YOUR GOAL:
Which of the lines below contain the string "true"? Copy each one.

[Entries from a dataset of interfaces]
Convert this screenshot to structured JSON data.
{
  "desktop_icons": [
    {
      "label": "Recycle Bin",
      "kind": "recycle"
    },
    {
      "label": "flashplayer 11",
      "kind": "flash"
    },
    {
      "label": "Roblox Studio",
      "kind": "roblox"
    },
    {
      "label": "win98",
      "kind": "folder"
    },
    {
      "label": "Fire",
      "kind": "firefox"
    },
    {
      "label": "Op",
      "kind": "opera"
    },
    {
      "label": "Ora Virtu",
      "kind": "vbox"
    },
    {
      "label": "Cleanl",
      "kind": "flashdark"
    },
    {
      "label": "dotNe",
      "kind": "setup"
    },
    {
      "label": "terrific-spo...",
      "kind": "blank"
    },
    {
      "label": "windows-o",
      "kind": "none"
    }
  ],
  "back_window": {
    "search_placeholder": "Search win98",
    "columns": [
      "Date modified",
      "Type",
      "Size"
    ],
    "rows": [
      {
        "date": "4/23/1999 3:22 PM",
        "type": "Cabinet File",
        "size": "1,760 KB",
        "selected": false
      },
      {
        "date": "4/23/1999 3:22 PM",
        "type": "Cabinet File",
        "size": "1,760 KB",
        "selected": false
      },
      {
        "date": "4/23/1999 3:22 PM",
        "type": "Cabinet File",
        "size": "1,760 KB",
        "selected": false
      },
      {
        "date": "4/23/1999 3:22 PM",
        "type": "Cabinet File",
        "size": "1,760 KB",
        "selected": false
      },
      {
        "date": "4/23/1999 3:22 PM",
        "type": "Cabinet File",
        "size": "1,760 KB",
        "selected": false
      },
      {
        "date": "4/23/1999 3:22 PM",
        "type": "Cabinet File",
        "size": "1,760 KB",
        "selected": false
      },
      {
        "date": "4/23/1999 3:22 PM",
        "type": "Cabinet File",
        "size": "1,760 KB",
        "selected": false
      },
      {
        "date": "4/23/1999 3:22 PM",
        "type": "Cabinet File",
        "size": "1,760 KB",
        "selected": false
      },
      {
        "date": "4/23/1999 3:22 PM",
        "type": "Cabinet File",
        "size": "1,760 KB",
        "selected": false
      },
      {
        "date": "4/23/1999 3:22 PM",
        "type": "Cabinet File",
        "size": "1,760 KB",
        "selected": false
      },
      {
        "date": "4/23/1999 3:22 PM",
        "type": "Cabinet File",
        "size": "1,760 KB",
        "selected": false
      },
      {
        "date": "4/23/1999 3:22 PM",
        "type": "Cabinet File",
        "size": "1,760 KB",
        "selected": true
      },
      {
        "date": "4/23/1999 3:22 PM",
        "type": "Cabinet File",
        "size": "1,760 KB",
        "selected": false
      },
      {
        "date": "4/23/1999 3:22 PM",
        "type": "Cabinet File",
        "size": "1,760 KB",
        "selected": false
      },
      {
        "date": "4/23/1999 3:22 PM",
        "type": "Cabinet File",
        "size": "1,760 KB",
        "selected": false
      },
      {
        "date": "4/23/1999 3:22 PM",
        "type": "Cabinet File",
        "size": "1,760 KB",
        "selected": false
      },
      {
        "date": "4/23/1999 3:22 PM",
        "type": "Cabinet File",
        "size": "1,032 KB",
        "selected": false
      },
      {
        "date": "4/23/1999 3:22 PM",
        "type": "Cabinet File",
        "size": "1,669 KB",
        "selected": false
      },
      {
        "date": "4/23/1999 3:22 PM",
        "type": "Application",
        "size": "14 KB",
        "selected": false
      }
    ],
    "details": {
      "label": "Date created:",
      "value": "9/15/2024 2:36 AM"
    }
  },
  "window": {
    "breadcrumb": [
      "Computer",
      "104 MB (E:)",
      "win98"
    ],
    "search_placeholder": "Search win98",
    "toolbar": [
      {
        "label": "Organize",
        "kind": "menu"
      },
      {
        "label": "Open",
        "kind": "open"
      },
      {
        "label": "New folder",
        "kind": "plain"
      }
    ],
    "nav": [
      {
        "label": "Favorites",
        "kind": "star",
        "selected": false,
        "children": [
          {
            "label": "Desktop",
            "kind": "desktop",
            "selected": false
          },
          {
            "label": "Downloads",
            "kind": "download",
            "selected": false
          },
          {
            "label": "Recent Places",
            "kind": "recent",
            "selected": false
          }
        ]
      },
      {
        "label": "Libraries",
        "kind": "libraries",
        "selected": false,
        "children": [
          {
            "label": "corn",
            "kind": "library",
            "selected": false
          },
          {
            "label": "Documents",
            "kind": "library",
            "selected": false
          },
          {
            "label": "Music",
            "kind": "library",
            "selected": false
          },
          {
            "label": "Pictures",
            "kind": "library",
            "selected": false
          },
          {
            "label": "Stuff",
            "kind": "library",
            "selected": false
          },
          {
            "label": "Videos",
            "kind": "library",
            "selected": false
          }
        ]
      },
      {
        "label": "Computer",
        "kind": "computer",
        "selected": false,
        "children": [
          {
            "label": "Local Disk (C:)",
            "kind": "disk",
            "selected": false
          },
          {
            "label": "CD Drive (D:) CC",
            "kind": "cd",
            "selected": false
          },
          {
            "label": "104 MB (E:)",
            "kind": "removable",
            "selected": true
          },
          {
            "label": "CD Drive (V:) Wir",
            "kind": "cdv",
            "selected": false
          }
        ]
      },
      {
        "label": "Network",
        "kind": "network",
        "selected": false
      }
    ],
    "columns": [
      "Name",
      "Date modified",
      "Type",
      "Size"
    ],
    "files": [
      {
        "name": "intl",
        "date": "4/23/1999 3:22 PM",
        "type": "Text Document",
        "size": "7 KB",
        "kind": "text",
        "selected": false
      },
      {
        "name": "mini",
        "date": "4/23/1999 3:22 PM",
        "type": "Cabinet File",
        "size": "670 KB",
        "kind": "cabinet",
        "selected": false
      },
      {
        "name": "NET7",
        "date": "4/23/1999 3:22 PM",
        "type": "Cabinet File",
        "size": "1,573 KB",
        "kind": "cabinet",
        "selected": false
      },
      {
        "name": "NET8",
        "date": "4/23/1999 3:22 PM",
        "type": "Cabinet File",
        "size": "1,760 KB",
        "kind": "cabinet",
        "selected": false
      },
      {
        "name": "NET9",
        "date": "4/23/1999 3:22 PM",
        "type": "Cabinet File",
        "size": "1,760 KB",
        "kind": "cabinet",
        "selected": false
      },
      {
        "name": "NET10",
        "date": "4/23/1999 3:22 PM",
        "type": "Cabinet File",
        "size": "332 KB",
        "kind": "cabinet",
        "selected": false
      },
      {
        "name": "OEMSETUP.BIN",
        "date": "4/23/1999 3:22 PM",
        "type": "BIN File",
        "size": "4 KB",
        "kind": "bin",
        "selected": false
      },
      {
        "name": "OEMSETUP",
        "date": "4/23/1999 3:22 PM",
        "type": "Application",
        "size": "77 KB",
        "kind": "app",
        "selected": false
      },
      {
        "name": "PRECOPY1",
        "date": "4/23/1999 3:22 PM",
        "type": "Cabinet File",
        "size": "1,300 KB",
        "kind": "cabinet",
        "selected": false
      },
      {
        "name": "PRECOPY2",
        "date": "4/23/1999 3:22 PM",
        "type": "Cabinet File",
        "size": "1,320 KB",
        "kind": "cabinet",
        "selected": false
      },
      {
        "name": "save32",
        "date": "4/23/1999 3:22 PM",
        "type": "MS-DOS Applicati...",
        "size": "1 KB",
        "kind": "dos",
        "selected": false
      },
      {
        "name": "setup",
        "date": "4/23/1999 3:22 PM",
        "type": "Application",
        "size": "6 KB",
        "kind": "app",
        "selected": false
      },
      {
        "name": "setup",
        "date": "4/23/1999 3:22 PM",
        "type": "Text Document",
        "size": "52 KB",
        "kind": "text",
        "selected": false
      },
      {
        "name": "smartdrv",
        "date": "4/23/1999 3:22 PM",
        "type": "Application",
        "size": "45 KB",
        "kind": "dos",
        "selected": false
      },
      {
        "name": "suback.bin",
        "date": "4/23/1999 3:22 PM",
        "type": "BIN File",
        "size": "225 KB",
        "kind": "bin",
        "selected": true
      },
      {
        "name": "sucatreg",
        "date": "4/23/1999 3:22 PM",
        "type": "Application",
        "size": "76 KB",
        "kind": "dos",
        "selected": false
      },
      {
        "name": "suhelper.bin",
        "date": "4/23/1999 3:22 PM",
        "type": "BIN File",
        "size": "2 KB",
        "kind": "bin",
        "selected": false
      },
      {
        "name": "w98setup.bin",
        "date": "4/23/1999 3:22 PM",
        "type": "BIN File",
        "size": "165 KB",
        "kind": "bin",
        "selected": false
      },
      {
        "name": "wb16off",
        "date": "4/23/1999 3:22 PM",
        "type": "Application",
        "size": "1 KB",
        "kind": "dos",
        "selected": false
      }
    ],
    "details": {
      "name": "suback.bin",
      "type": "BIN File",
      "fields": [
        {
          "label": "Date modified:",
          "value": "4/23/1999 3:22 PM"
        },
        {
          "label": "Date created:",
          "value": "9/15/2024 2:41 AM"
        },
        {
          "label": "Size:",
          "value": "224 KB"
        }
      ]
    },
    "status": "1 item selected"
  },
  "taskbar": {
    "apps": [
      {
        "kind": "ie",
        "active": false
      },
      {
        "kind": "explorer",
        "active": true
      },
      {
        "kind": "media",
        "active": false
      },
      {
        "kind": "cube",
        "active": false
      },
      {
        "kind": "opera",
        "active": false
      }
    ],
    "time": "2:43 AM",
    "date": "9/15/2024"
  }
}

SOLVED EXERCISE:
        "selected": true
            "selected": true
        "selected": true
        "active": true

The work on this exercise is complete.